(Source data begins)
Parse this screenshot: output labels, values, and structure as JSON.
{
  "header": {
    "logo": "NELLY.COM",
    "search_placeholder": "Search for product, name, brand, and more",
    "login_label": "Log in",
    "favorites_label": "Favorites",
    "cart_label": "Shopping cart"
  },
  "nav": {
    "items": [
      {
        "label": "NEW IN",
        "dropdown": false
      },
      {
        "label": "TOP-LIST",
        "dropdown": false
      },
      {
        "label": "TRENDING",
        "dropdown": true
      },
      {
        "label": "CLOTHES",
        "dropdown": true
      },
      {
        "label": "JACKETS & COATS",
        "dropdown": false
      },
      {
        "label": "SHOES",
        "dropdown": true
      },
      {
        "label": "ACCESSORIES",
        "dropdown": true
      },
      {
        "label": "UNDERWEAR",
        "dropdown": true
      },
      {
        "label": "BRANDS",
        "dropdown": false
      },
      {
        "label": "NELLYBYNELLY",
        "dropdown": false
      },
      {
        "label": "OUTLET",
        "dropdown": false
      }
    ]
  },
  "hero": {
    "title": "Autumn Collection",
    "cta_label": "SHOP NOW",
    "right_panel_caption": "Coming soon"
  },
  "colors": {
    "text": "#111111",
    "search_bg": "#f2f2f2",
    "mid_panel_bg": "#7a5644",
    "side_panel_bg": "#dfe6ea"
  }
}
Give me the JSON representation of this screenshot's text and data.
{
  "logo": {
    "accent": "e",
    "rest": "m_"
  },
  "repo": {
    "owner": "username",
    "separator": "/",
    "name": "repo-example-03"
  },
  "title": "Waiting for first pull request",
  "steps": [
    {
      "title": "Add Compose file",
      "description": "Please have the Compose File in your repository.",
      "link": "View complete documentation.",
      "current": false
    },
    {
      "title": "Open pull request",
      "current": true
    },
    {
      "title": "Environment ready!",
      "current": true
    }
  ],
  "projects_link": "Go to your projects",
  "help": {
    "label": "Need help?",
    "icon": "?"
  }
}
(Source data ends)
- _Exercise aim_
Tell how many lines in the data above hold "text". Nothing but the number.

- _Answer to this problem_
2